Those lines of the data that hold the word "this" are to be copied out.

-------- Source records --------

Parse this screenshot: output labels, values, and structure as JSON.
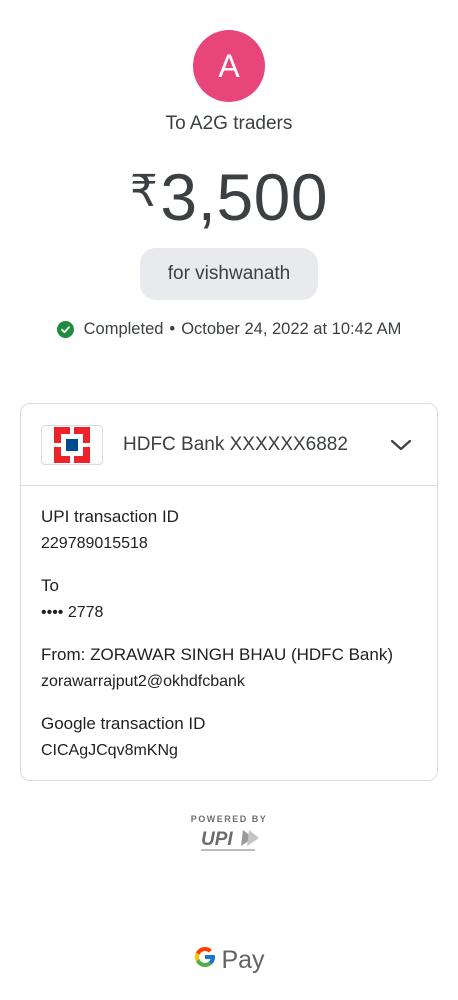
{
  "avatar": {
    "letter": "A",
    "color": "#e8467a"
  },
  "recipient": "To A2G traders",
  "amount": {
    "currency_symbol": "₹",
    "value": "3,500"
  },
  "note": "for vishwanath",
  "status": {
    "text": "Completed",
    "separator": "•",
    "datetime": "October 24, 2022 at 10:42 AM",
    "color": "#1e8e3e"
  },
  "account": {
    "bank": "HDFC Bank XXXXXX6882",
    "icon": "chevron-down-icon"
  },
  "details": [
    {
      "label": "UPI transaction ID",
      "value": "229789015518"
    },
    {
      "label": "To",
      "value": "•••• 2778"
    },
    {
      "label": "From: ZORAWAR SINGH BHAU (HDFC Bank)",
      "value": "zorawarrajput2@okhdfcbank"
    },
    {
      "label": "Google transaction ID",
      "value": "CICAgJCqv8mKNg"
    }
  ],
  "footer": {
    "powered_by": "POWERED BY",
    "upi_logo": "UPI",
    "brand": "Pay"
  }
}
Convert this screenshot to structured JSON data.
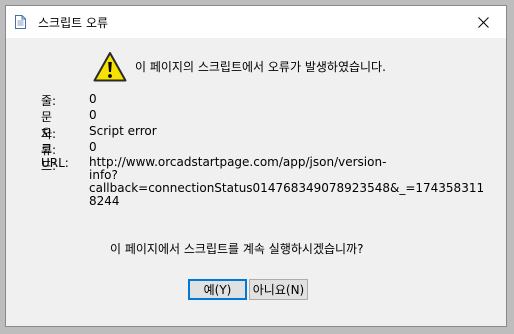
{
  "window": {
    "title": "스크립트 오류"
  },
  "message": {
    "headline": "이 페이지의 스크립트에서 오류가 발생하였습니다.",
    "question": "이 페이지에서 스크립트를 계속 실행하시겠습니까?"
  },
  "details": {
    "line_label": "줄:",
    "line_value": "0",
    "char_label": "문자:",
    "char_value": "0",
    "error_label": "오류:",
    "error_value": "Script error",
    "code_label": "코드:",
    "code_value": "0",
    "url_label": "URL:",
    "url_line1": "http://www.orcadstartpage.com/app/json/version-info?",
    "url_line2": "callback=connectionStatus014768349078923548&_=174358311",
    "url_line3": "8244"
  },
  "buttons": {
    "yes_label": "예(Y)",
    "no_label": "아니요(N)"
  },
  "icons": {
    "title_icon": "document-icon",
    "warning_icon": "warning-icon",
    "close_icon": "close-icon"
  }
}
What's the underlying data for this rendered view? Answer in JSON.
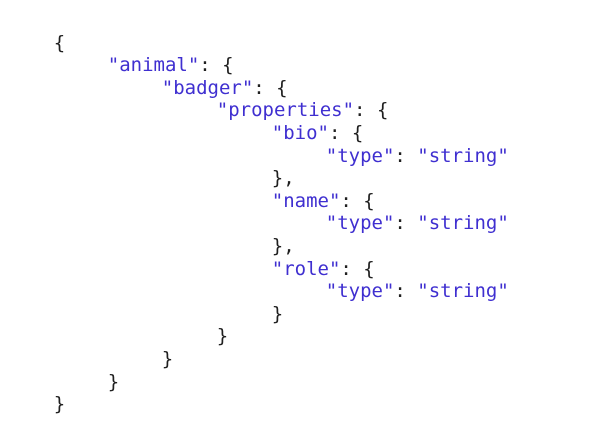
{
  "code": {
    "root_open": "{",
    "root_close": "}",
    "animal_key": "\"animal\"",
    "badger_key": "\"badger\"",
    "properties_key": "\"properties\"",
    "bio_key": "\"bio\"",
    "name_key": "\"name\"",
    "role_key": "\"role\"",
    "type_key": "\"type\"",
    "string_value": "\"string\"",
    "colon": ": ",
    "open_brace": "{",
    "close_brace": "}",
    "close_brace_comma": "},"
  },
  "colors": {
    "key_color": "#3f2fd0",
    "text_color": "#1f1f1f",
    "background": "#ffffff"
  }
}
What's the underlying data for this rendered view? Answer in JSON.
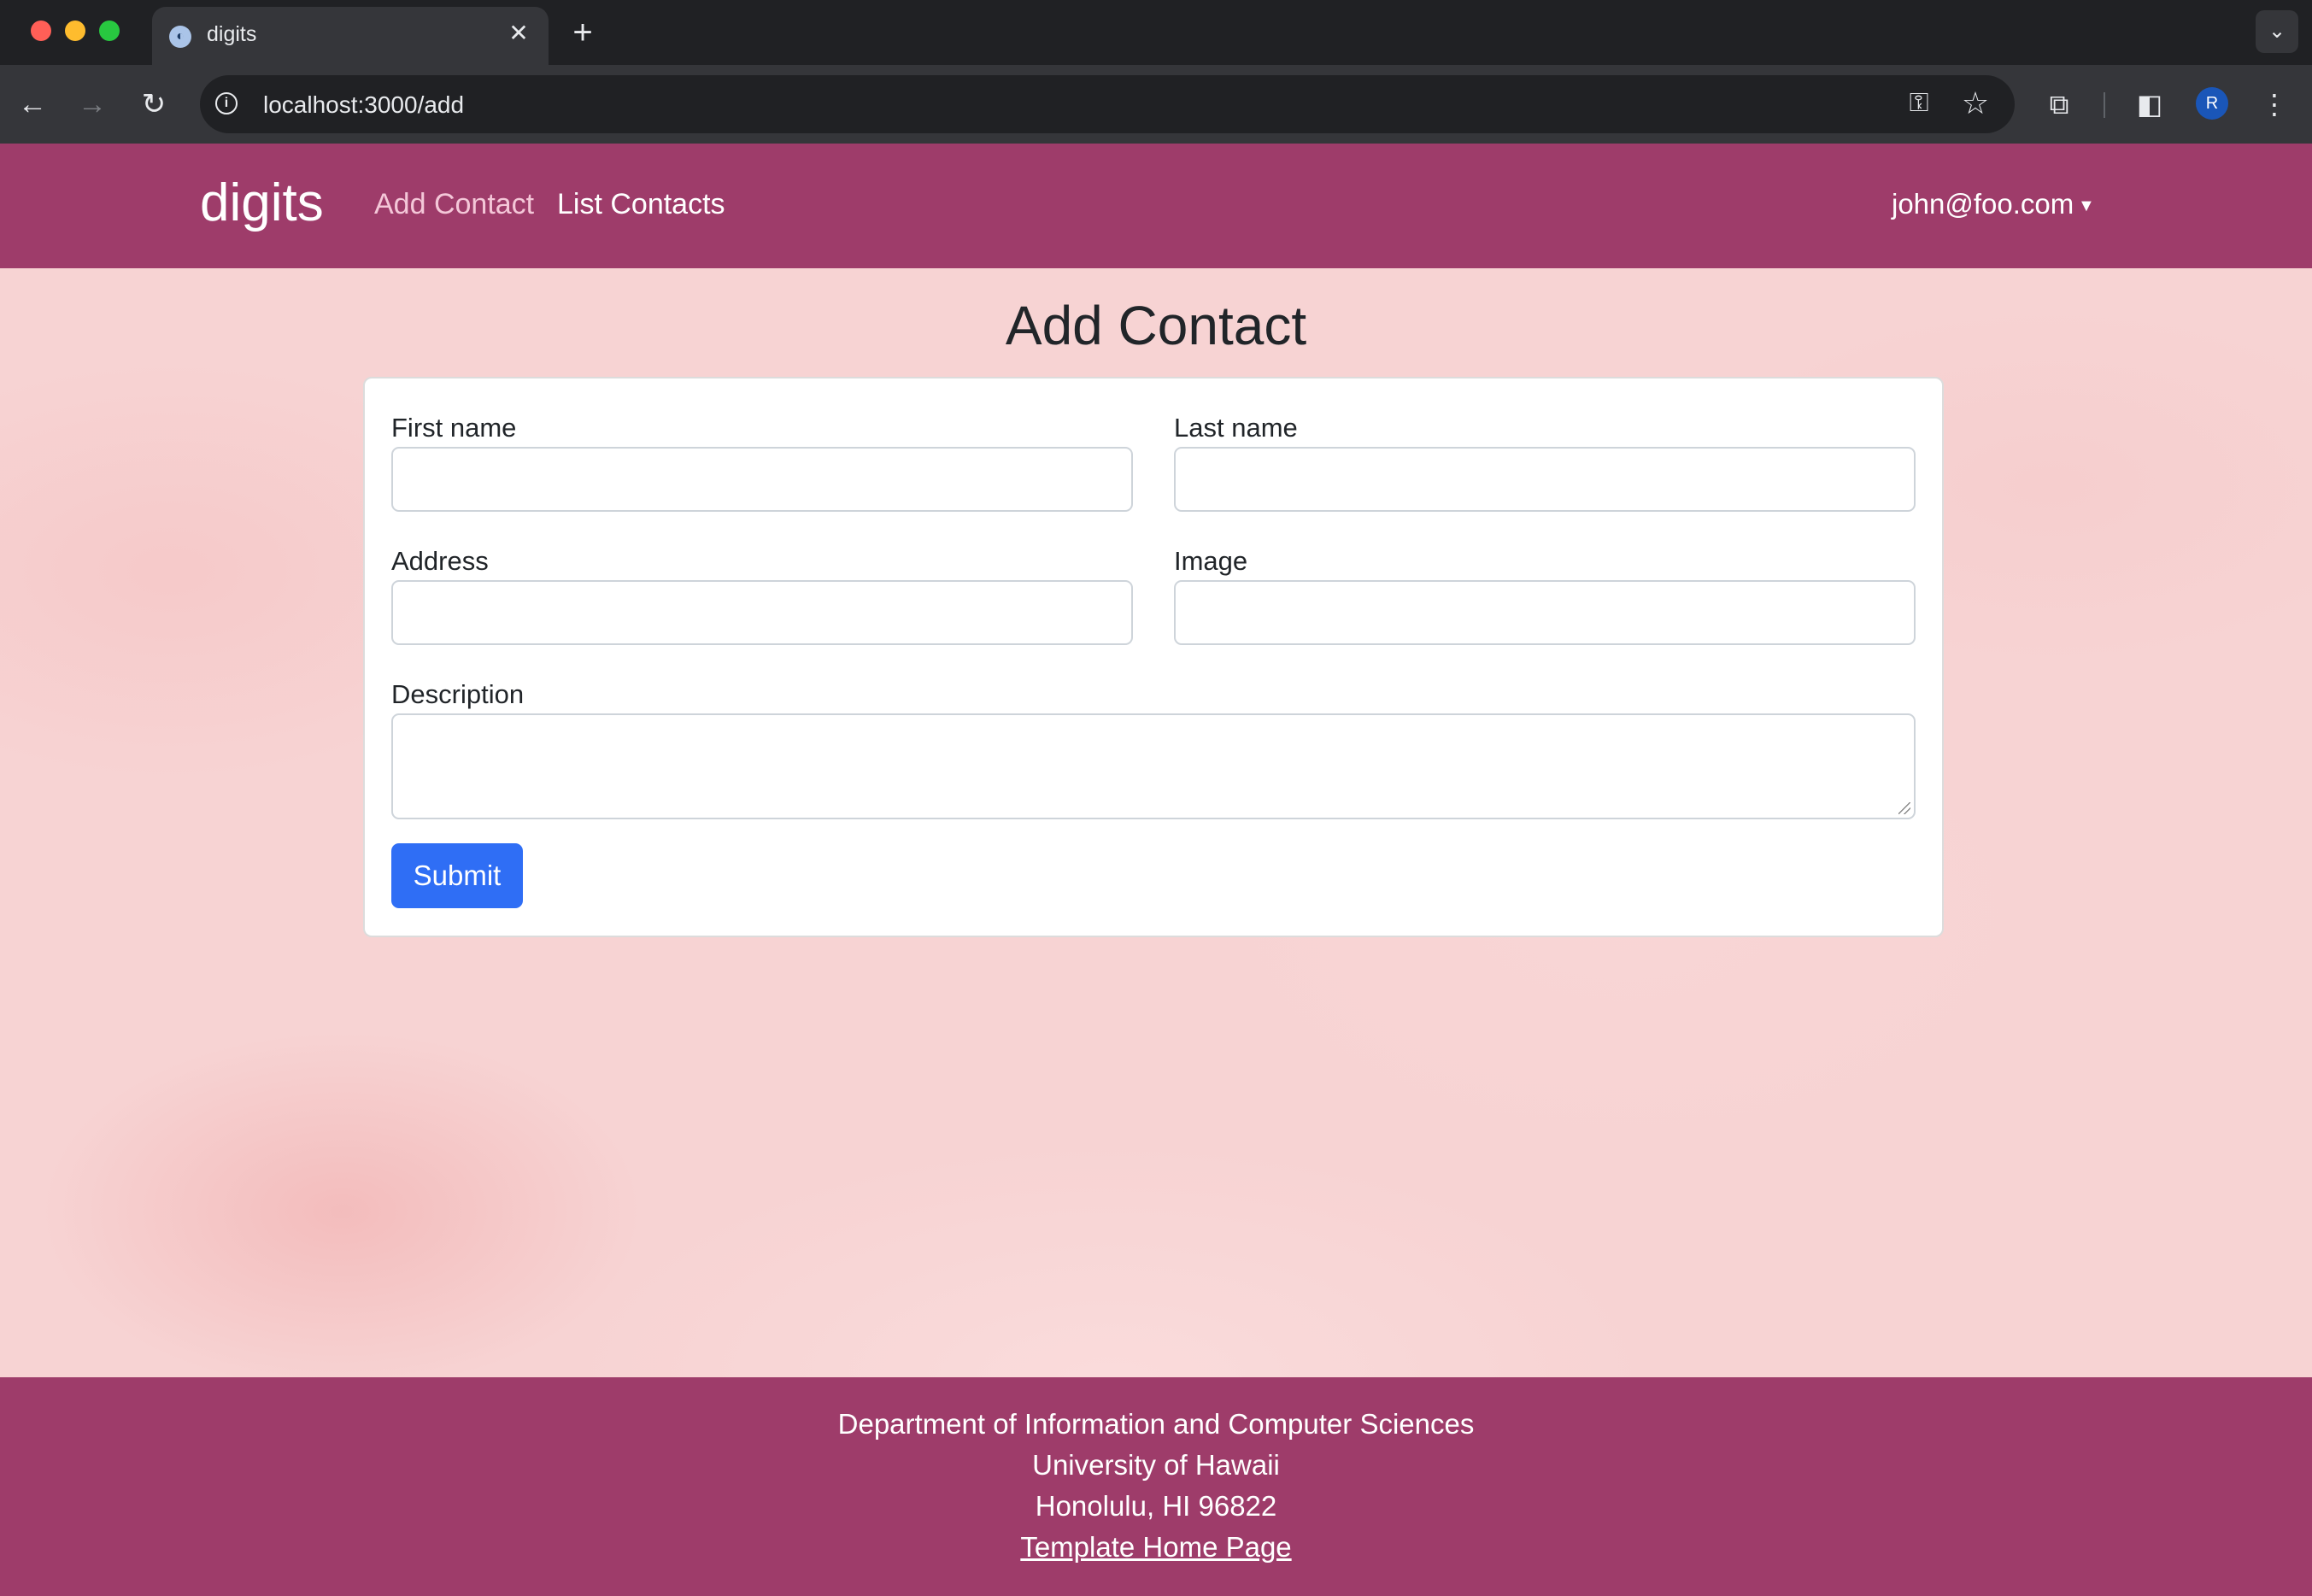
{
  "browser": {
    "tab_title": "digits",
    "tab_close": "✕",
    "new_tab": "+",
    "url": "localhost:3000/add",
    "avatar_initial": "R"
  },
  "navbar": {
    "brand": "digits",
    "links": [
      {
        "label": "Add Contact",
        "active": true
      },
      {
        "label": "List Contacts",
        "active": false
      }
    ],
    "user": "john@foo.com"
  },
  "page": {
    "title": "Add Contact"
  },
  "form": {
    "first_name": {
      "label": "First name",
      "value": ""
    },
    "last_name": {
      "label": "Last name",
      "value": ""
    },
    "address": {
      "label": "Address",
      "value": ""
    },
    "image": {
      "label": "Image",
      "value": ""
    },
    "description": {
      "label": "Description",
      "value": ""
    },
    "submit_label": "Submit"
  },
  "footer": {
    "lines": [
      "Department of Information and Computer Sciences",
      "University of Hawaii",
      "Honolulu, HI 96822"
    ],
    "link_label": "Template Home Page"
  },
  "colors": {
    "navbar": "#9e3c6a",
    "page_background": "#f7d3d3",
    "submit_button": "#2f6ef5"
  },
  "icons": {
    "back": "arrow-left-icon",
    "forward": "arrow-right-icon",
    "reload": "reload-icon",
    "site_info": "info-icon",
    "password_key": "key-icon",
    "bookmark": "star-icon",
    "extensions": "puzzle-icon",
    "side_panel": "side-panel-icon",
    "menu": "more-vertical-icon",
    "tab_list": "chevron-down-icon",
    "user_dropdown": "caret-down-icon"
  }
}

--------

• [Response below]:
Parse this screenshot: output labels, values, and structure as JSON.
Convert this screenshot to structured JSON data.
What's the underlying data for this rendered view? Answer in JSON.
What's the underlying data for this rendered view? Answer in JSON.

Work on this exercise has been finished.